PROVIDED INFORMATION

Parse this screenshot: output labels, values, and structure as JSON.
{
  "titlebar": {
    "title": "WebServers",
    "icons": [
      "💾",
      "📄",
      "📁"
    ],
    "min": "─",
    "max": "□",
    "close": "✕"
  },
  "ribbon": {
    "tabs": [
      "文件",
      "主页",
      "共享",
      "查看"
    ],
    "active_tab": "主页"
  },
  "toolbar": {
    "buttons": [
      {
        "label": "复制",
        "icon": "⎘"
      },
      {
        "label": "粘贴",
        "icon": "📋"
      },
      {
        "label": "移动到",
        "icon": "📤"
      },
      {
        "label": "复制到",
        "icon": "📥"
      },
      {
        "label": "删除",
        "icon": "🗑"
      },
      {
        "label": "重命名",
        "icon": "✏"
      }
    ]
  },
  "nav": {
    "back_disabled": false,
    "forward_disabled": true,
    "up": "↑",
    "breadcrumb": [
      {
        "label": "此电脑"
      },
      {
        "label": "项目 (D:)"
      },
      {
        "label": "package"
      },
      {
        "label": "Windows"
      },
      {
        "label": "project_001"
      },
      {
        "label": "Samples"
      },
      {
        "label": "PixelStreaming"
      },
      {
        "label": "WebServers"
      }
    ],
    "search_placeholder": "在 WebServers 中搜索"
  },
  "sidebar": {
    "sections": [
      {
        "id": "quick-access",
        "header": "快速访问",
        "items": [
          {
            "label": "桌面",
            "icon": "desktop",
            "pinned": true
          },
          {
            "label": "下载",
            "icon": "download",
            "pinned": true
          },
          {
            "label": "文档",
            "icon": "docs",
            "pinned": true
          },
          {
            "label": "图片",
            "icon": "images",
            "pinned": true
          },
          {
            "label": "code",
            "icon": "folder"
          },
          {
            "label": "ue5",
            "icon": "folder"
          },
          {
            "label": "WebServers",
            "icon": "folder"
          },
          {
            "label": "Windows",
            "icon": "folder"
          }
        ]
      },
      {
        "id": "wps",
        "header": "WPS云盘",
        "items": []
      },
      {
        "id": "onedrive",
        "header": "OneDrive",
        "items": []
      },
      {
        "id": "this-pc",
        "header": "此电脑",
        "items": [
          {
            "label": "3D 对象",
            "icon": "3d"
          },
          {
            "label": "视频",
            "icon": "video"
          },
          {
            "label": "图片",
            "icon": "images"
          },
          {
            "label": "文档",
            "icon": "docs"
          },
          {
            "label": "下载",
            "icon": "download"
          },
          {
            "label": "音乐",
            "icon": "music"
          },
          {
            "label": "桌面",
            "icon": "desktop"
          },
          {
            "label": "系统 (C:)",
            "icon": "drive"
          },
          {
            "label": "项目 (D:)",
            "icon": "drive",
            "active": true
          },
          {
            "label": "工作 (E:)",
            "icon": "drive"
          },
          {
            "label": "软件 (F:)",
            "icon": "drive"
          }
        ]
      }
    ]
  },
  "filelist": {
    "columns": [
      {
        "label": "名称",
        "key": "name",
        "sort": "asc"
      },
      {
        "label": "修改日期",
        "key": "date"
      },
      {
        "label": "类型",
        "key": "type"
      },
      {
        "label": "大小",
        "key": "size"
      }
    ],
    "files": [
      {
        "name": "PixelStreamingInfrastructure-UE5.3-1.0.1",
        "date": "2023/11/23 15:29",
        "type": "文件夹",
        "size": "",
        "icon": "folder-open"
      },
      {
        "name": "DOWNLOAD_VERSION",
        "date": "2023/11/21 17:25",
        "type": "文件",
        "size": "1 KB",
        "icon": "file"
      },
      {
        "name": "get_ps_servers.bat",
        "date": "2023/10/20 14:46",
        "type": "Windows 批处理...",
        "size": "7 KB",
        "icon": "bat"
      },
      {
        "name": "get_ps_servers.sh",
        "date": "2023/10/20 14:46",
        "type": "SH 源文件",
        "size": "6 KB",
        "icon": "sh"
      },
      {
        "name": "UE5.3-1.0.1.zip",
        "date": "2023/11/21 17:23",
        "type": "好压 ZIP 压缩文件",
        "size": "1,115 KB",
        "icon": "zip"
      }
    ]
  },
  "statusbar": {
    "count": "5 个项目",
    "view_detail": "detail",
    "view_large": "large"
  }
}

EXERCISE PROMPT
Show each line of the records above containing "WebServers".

RESPONSE
    "title": "WebServers",
        "label": "WebServers"
    "search_placeholder": "在 WebServers 中搜索"
            "label": "WebServers",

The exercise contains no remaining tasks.